[App and web page records]
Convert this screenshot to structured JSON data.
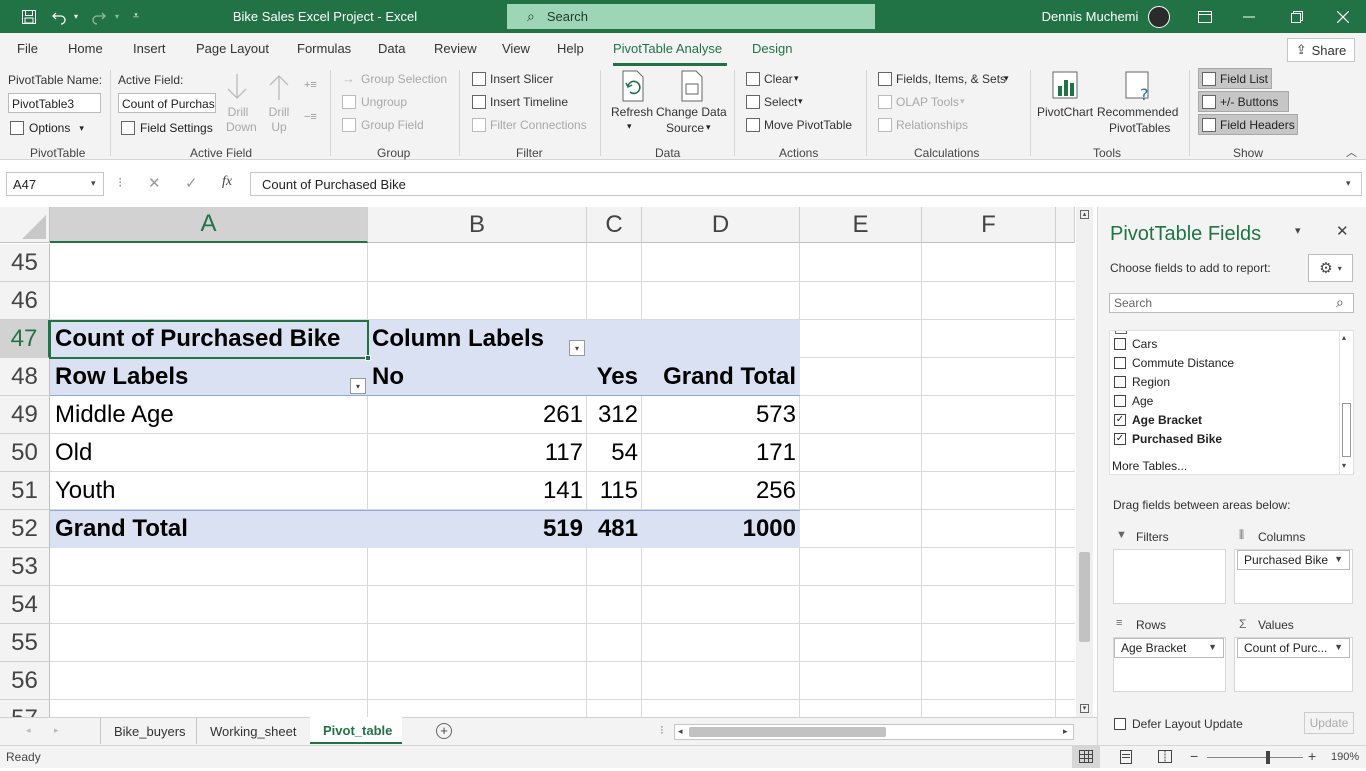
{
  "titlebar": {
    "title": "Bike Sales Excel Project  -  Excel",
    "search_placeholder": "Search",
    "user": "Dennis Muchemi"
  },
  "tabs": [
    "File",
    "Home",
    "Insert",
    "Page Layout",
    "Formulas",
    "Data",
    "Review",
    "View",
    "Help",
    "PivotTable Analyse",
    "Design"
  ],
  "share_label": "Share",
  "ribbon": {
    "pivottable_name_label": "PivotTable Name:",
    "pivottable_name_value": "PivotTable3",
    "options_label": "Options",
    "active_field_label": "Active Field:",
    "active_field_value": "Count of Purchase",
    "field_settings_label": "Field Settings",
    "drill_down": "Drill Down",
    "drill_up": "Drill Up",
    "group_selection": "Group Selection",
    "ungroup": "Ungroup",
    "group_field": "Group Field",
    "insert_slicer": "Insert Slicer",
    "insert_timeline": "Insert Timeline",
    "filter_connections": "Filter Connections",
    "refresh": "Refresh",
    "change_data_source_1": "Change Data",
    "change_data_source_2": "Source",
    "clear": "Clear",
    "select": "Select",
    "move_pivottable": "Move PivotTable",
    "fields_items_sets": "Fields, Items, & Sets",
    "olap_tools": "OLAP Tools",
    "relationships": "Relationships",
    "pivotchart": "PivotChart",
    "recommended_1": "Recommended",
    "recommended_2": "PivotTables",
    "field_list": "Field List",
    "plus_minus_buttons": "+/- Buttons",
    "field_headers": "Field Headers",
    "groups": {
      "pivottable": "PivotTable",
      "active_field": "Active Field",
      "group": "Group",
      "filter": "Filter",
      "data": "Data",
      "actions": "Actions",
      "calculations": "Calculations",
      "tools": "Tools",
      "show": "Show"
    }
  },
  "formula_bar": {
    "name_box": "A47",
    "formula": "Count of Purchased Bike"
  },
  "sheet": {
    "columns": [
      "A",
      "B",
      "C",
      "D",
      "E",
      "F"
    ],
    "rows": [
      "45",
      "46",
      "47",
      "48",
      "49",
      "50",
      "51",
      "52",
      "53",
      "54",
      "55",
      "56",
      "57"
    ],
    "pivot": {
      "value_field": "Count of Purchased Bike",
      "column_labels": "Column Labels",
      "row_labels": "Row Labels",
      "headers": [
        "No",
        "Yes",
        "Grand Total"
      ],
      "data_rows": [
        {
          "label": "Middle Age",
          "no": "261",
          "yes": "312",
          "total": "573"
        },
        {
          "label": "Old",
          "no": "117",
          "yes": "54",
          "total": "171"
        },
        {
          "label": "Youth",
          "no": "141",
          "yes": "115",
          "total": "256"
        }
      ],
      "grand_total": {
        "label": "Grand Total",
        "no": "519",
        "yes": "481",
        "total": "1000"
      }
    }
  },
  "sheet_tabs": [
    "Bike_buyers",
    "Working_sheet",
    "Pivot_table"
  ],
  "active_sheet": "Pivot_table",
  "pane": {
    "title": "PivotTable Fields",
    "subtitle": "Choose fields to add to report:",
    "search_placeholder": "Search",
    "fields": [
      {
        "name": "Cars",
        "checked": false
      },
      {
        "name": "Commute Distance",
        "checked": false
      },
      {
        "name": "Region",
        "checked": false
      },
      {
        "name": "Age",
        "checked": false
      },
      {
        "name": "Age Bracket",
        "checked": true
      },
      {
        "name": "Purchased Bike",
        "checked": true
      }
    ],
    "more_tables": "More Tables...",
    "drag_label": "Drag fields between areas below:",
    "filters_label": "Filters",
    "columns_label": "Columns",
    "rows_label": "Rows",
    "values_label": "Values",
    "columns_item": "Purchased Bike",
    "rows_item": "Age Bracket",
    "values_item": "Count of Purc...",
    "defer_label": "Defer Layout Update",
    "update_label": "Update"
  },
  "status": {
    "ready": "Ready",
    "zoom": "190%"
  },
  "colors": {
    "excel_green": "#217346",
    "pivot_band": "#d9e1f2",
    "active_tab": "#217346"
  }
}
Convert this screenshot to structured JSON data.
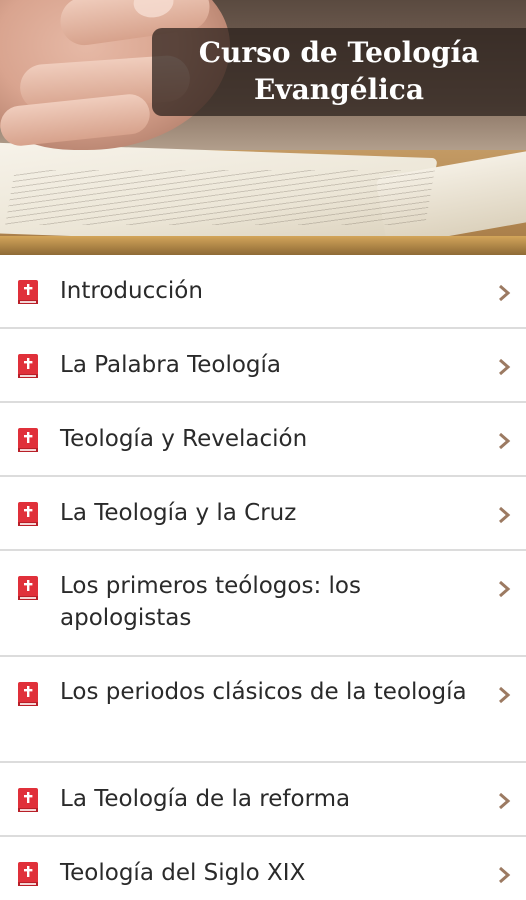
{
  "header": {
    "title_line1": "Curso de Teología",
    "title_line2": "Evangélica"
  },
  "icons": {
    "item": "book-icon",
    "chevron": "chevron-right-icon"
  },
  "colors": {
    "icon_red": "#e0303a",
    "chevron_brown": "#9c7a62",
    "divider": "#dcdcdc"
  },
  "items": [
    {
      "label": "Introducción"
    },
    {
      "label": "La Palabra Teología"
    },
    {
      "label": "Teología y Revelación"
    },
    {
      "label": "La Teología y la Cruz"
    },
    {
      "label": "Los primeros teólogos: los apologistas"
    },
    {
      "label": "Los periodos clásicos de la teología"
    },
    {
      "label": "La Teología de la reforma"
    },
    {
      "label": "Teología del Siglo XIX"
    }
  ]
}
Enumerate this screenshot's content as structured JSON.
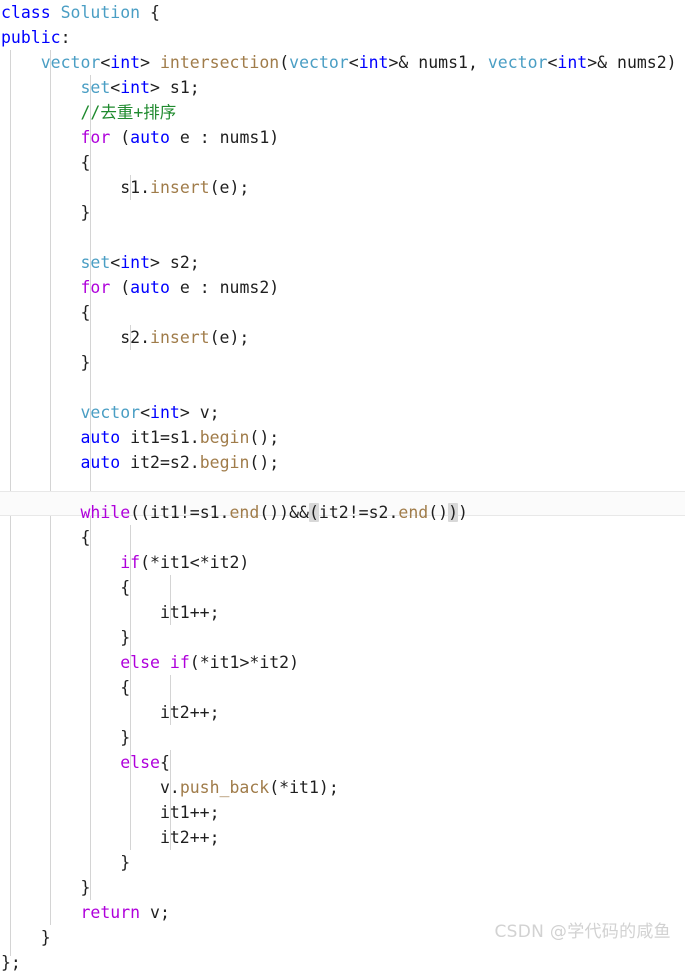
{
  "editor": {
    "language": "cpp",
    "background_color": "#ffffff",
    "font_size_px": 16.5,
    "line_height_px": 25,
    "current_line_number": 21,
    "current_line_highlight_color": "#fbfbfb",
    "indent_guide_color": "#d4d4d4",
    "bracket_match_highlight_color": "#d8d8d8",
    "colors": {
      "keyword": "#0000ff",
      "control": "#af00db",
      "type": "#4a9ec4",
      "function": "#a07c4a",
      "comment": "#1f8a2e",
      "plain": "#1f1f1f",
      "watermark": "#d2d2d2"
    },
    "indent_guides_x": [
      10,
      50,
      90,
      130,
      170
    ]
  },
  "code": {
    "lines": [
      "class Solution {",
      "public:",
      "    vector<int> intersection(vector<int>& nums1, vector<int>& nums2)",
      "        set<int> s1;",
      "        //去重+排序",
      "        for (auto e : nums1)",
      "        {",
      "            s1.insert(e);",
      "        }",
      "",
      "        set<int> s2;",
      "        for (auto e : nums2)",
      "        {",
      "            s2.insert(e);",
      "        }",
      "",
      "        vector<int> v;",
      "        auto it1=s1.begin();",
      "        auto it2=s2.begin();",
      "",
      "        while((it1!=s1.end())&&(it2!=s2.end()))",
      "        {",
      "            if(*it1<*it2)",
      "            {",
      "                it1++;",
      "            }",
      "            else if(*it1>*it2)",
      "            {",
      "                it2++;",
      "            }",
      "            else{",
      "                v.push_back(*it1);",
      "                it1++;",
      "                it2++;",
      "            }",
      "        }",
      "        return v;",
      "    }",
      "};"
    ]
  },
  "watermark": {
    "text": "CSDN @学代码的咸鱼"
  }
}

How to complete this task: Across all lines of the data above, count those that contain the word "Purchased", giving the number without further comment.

Output: 4